Logging, thinning would not curtail wildfires
By George Wuerthner
Published: Dec 26, 2008 09:26AM
Opinion: Editorials & Letters: Story
Kathy Lynn’s guest viewpoint in the Dec. 17 edition of The Register-Guard about wildfires and protecting communities was full of flawed assumptions, and consequently flawed solutions.
Lynn correctly noted that acreage burned by wildfire has increased, but she implied that somehow this was a result of “unhealthy” forests — and her implied solution is more logging.
Unfortunately in ecology, what seems obvious is not always accurate. Remember, the sun does appear to go around the Earth.
Contrary to common opinion, large blazes are not driven primarily by fuels, but by climatic conditions.
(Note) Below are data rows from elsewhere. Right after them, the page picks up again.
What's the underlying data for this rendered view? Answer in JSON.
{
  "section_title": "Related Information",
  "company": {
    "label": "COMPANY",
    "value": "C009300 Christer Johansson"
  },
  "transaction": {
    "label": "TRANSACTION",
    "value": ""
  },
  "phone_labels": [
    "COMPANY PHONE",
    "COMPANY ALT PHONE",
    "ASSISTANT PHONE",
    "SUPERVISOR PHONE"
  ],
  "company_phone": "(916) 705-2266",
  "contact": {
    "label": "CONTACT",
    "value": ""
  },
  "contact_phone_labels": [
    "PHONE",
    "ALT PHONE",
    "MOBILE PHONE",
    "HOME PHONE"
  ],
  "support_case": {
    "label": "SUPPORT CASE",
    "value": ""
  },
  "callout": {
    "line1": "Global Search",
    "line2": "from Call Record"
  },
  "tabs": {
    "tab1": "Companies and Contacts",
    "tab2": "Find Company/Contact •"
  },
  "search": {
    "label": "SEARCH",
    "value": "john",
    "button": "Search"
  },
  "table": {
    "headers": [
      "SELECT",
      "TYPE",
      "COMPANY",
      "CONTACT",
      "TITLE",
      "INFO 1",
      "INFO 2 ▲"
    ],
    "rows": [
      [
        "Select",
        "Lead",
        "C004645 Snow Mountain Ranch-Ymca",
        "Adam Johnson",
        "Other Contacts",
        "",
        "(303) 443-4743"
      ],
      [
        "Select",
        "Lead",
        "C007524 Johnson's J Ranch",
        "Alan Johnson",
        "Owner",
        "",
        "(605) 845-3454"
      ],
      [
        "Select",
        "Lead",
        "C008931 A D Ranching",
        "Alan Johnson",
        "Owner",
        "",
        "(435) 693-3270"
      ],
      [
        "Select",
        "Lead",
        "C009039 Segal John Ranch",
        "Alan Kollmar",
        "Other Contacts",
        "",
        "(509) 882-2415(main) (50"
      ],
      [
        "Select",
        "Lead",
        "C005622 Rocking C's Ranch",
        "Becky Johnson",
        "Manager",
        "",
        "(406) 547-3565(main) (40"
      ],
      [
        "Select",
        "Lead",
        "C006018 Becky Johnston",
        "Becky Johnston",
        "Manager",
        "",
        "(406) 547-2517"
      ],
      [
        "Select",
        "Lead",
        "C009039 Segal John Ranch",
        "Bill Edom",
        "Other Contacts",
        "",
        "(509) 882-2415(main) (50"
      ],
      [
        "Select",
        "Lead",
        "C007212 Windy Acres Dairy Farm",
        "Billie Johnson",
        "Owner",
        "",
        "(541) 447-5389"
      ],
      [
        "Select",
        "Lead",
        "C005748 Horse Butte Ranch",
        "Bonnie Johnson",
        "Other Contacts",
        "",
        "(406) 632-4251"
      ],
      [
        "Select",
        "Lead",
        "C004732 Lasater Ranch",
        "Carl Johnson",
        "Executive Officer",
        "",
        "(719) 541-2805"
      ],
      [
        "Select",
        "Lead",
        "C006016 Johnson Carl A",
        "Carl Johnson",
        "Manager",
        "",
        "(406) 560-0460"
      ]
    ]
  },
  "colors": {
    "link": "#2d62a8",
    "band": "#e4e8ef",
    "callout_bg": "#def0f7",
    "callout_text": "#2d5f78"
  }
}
When you have high winds, high temperatures, low humidity and severe drought, you have the right ingredients for large fires.
Not surprisingly, the past decade has been a period of severe drought, high summer temperatures and low humidity. Those conditions have been coupled at times with high winds — so naturally we would expect more large blazes.
Such weather-driven blazes are unstoppable and go out only when the weather changes — not because of a lack of fuels.
Although we are seeing more charred acres in recent year, the idea that this trend is unnatural is skewed by our limited time perspective.
The years between 1940 and late 1980s were moister and cooler than, say, the turn of the century or in the past decade. Unfavorable conditions for fire ignitions kept the annual acreage of wildfires down to historically low levels.
However, if you go back even to the turn of the century, you will find that tens of millions of acres burned annually — including a single fire in Idaho and Montana that in 1910 charred more than 3.5 million acres. One researcher in California recently estimated that prior to 1850, an average of 5 million to 6 million acres burned annually in California alone.
Healthy ecosystems burn, and often burn by the tens of millions of acres. The spate of large wildfires we are experiencing now are not “abnormal” or an indication of “unhealthy” forest. Rather, we are seeing the natural response of a healthy forest ecosystem.
Given that wildfire was so common for thousands of years, it is not surprising that recent research shows that wildfires, particularly severe wildfires, increase biodiversity.
If anything, we probably need more wildfire, not less. With global warming we will probably get it, as vegetative communities adapt to new climatic realities.
Another surprising finding is that mechanical fuels treatment, commonly known as logging and thinning, typically has little effect on the spread of wildfires. In fact, in some cases, it can increase wildfires’ spread and severity by increasing the fine fuels on the ground (slash) and by opening the forest to greater wind and solar penetration, drying fuels faster than in unlogged forests.
Although we are really unable to stop fires, nor prevent their spread by logging and thinning, that doesn’t mean we need to let fire burn down homes.
Research by Jack Cohen at the Missoula Fire Lab in Montana has found that the most effective strategy for protecting homes and communities is accomplished by reducing the flammability of homes. Replacing wooden shingles with metal roofs, removing firewood from around a home, keeping gutters free of debris and other simple measures can significantly reduce the likelihood that a home will burn.
Logging the forests is not the answer to protecting our communities from wildfire, nor does the sun circle the Earth.
George Wuerthner is a part-time resident of Eugene. He is an ecologist, and the author of 34 books, including “Wildfire: A Century of Failed Forest Policy.